Task instructions: Please count how many lines in the entries below contain "process" and reply with the figure alone.

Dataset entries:
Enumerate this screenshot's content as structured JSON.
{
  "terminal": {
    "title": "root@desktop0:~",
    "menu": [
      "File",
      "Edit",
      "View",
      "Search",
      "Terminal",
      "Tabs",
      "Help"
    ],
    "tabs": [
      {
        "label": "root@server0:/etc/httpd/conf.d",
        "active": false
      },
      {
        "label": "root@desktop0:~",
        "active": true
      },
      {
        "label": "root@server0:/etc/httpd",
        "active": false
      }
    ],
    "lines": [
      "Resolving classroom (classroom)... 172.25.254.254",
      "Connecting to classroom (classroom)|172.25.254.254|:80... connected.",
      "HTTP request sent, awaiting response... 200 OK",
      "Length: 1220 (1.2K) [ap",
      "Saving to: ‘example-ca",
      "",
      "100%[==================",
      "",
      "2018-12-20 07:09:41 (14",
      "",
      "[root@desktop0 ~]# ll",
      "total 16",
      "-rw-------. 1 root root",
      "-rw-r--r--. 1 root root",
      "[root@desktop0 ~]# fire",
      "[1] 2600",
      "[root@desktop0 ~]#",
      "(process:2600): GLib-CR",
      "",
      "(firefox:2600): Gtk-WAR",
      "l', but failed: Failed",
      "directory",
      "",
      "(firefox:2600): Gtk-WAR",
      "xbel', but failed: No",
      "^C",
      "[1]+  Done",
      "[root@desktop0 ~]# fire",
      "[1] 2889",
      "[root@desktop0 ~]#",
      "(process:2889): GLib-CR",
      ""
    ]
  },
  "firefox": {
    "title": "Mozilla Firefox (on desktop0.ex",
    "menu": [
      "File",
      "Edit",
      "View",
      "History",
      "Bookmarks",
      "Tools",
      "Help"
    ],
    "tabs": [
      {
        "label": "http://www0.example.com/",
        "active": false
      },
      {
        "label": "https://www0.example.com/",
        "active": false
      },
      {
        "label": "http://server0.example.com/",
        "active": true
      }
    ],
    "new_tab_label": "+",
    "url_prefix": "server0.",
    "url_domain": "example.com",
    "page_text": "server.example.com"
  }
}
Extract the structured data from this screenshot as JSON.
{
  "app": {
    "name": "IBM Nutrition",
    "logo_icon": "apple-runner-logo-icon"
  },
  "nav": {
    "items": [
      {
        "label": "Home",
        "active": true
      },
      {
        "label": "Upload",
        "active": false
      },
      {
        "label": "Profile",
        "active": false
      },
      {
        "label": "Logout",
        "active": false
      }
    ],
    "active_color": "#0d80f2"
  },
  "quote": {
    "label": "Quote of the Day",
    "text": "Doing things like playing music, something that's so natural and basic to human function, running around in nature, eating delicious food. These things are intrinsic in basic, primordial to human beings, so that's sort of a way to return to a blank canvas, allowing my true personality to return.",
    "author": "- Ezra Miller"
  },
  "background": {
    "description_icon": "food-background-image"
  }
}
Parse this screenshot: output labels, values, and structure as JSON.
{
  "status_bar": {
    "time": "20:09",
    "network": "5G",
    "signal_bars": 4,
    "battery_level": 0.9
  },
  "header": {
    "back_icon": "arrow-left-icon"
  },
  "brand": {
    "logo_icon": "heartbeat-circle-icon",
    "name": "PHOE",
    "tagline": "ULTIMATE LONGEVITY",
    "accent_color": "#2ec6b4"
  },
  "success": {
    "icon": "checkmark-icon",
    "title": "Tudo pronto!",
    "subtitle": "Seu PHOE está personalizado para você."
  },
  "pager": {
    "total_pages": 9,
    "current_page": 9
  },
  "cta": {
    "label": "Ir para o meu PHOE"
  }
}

Reply to the exercise: 2